Choosing between steel and aluminum for your new roof often boils down to a simple question: Where is your home?
Metal roofs generally have many benefits over asphalt shingle, tile, and wood shake. It is more stable and can withstand strong winds, wind -driven rain, extreme temperatures, fire, mold, and termites. A properly fitted metal roof should last the life of the home. The most important thing for a qualified roof fitting is a qualified roof fitting company, see http://www.londonecometal.com/ .
Compare thick aluminum pans to iron or cast iron pans of even close to comparable thickness and see for yourself. Thin steel pans form “hot patches” that are due to a lack of heat conduction. Aluminum roofs are around one-third the weight of steel roofs and are quite devastating.
It also does not retain paint. And the screws / nails should be stainless or aluminum to minimize galvanic corrosion of the aluminum where the metals are in different contact or close to each other. High-quality metal roofs have many layers of coating that work effectively to prevent corrosion of steel roofs as long as they are not heavily damaged or the cuts are not sealed.
Here are some of the features that homeowners should consider while shopping for steel and aluminum roofs.
What You Need to Know About Roof Roofs
Steel roofs are strong, safe, and ecologically beneficial because of their 100 percent recyclable  that nature. Steel roofing panels, which are common in older structures in Europe, are becoming more popular in North America.
Many steel roofing materials have a 40- to 50-year "lifetime" guarantee and often exceed half a century. Consider the following factors when looking at steel roofs:
- durability / measure – The lower the number, the more durable the metal. Roof panels vary in thickness from 22 gauge (the thickest) to 29 gauge (the thinnest).
- Solar reflection improves energy efficiency because it allows less heat to enter the dwelling.
- Aesthetics – Steel can be colored or customized to match the decor.
- Heat Running – A Galvalume finish (also known as Mill Coating) offers extreme protection against UV radiation.
Steel roofs offer a variety of advantages, including:
- Cost – Although initial installation costs can be greater than other types of the roof, the steel lasts longer and reduces energy costs by reflecting radiant heat away from the home.
- Steel can be customized to appear like wood, tile, slate, or shingles.
- Steel roofs are lightweight and can be built quickly, even on an existing roof.

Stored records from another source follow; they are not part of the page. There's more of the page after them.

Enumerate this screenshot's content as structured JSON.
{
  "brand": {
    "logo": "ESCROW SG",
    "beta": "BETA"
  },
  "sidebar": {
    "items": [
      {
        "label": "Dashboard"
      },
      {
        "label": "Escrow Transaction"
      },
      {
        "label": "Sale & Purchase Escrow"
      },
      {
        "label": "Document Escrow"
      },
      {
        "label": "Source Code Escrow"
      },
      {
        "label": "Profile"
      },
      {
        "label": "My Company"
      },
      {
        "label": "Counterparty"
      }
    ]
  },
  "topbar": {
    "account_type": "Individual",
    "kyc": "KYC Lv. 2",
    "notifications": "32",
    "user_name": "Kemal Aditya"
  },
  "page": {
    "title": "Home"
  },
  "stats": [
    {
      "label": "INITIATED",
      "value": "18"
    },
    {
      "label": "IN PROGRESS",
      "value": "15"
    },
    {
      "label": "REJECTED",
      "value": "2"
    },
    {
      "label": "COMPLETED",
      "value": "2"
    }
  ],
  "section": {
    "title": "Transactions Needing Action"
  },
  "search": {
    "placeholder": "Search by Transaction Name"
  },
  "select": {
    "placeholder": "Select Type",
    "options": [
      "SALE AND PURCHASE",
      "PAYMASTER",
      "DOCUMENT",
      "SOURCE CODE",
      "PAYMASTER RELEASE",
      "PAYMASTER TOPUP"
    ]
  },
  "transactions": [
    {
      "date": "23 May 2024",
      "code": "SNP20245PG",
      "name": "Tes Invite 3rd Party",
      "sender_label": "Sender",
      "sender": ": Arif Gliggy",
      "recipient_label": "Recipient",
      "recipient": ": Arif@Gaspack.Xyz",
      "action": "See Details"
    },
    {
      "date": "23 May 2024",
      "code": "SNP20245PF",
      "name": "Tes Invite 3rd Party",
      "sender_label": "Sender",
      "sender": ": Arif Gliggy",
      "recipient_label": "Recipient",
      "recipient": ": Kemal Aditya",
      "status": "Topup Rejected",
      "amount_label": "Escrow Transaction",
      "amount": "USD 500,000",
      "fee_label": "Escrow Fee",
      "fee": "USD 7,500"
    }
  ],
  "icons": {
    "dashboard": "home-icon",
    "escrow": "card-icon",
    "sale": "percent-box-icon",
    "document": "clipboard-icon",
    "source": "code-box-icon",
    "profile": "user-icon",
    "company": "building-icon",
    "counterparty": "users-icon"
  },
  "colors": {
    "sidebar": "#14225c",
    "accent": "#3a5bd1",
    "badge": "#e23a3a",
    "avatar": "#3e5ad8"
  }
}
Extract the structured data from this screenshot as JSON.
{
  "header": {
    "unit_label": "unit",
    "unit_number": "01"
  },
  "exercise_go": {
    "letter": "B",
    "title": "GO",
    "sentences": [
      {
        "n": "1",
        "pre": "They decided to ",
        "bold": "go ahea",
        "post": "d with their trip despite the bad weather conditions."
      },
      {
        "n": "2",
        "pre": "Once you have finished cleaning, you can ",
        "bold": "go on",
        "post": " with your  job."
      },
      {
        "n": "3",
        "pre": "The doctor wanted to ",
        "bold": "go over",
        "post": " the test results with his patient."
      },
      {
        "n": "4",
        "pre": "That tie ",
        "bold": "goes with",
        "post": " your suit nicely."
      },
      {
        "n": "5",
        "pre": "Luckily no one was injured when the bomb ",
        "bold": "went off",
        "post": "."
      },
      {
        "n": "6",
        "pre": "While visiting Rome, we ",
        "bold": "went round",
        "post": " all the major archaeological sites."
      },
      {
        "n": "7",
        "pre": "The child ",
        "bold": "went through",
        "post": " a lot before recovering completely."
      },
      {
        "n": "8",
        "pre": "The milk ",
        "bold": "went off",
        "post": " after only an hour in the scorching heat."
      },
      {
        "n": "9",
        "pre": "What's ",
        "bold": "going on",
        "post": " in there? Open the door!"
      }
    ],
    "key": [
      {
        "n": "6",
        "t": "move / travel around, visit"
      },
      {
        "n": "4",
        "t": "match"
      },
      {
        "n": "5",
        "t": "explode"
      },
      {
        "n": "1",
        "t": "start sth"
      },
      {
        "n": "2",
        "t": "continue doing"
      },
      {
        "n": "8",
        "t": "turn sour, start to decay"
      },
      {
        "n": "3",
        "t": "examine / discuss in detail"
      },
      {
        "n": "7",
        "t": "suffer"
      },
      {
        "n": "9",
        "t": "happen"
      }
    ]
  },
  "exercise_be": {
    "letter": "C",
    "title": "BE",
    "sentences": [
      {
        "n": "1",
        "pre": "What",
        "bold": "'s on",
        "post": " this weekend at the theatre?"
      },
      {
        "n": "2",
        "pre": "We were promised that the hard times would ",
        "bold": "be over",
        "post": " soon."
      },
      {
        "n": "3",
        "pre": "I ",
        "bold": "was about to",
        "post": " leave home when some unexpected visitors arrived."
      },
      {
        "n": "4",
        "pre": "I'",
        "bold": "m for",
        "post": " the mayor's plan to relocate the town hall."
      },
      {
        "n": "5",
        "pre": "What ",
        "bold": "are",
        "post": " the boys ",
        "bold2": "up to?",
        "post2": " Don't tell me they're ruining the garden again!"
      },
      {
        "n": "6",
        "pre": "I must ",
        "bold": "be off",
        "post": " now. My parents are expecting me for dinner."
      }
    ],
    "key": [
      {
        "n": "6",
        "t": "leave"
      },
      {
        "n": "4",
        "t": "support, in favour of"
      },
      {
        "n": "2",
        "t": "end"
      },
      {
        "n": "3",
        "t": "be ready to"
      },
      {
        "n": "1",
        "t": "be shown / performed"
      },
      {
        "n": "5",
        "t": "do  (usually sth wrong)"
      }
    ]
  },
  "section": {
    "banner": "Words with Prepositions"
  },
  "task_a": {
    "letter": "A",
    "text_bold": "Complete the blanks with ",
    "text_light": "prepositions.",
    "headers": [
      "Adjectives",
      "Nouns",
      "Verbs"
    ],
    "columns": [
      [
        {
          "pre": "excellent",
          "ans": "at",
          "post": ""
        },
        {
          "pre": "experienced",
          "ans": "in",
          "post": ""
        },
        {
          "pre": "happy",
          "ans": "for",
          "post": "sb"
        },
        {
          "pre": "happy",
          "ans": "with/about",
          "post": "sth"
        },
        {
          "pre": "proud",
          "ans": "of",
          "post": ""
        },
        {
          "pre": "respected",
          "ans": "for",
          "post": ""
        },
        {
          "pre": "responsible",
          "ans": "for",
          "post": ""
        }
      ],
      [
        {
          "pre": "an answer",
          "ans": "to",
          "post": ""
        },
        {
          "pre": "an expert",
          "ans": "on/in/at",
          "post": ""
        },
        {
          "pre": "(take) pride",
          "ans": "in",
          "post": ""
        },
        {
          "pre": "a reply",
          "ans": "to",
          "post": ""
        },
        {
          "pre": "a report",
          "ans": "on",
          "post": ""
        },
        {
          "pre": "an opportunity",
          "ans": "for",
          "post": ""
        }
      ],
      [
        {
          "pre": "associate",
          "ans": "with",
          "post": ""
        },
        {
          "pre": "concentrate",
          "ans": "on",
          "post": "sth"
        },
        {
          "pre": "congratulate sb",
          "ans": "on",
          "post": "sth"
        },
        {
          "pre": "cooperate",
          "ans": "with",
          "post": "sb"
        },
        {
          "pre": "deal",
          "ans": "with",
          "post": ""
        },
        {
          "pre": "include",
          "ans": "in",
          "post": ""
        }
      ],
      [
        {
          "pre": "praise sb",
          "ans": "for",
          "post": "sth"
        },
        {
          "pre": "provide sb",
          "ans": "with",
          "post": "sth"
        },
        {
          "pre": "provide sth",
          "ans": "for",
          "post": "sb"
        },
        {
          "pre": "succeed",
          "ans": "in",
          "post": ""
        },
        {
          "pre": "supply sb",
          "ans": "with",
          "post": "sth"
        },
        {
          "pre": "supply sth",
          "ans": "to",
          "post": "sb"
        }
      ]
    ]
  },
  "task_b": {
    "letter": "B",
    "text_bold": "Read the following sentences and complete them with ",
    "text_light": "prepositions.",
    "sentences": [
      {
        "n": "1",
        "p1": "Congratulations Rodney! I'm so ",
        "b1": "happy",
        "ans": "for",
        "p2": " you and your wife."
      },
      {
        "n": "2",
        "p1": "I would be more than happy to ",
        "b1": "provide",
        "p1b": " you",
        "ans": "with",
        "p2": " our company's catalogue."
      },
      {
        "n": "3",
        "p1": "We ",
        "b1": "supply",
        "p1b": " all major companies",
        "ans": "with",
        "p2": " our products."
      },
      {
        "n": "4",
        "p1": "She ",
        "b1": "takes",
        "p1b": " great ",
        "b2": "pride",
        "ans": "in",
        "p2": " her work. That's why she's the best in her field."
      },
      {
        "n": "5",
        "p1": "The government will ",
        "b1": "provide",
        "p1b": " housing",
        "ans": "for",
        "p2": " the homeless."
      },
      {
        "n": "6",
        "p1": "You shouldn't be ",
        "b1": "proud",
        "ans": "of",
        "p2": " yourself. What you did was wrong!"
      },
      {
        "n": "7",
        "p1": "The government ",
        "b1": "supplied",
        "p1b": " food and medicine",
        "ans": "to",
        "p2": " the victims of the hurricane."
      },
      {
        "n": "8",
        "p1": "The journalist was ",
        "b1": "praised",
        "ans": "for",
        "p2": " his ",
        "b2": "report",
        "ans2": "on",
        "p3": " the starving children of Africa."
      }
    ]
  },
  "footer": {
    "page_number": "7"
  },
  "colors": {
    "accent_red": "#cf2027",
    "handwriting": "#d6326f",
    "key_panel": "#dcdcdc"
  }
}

- Resistant to moss and fungus – Iron is completely impervious to algae and fungus, which can reduce lifelong asphalt or wood shingle.
- Animal -proof – Steel is inhos harmful to termites and other species that may seek sanctuary under roofs, such as raccoon and rats.
- Steel roofs are relatively expensive and can rust in the long run with contact with moisture.
Steel roofs are marked Class-A
Steel, on the other hand, is not good in sea water. Moisture from the ocean oxidizes the iron component of iron over time, resulting in ferric oxide, often known as rust. Manufacturers combat rust by coating roofing panels with zinc or Galvalume, an aluminum-zinc alloy, to make a protective barrier.
Aluminum Roof Fundamentals
Aluminum, like steel, is known for durability, longevity, ease of installation, energy efficiency, and resistance to fire and pests. It is also lighter and more adaptable than steel. Aluminum is naturally resistant to oxidation and corrosion, making it ideal for shore settings. Special coatings can provide even greater protection.
Because aluminum is an excellent conductor of heat, it is often used as a heat sink . That is, it absorbs and loses heat at a rapid rate.
The finest heatsinks are constructed of 70% silver and 30% copper, but are so expensive and scarce that they are not worth discussing.
Aluminum is more resistant to corrosion than steel. Aluminum is lighter than steel but softer, so it will ' t put more strain on the construction of your home but will not withstand the pounding of a violent hailstorm as well as steel. Aluminum “also holds heat” better than steel; it heats up quickly during the day and does not cool down quickly at night. This (along with its weight) is why it is widely used for cooking tools such as pans. Iron is the polar opposite in all these properties; it is stronger at a given thickness but heavier, and even stainless steel (which is relatively expensive) can rust. Either of these metals tends to have some liberal coats of very strong paint; for steel, it is critical that the paint layer does not penetrate.
Aluminum also has the following advantages:
- Malleability – Aluminum is softer than steel and can be constructed in complex forms, giving the appearance of shingle shingles into a longer, more protective product .
- Fire resistance – Aluminum alone is not Class -A certified, but this may include the addition of a fire barrier.
Heat treatment – Aluminum cools quickly after it is heated.
- Aluminum roofs are very lightweight and strong winds can easily lower their durability.
Steel and aluminum are both excellent materials for residential roofing. Before choosing, homeowners should check the properties of both the metals as well as the location of their property.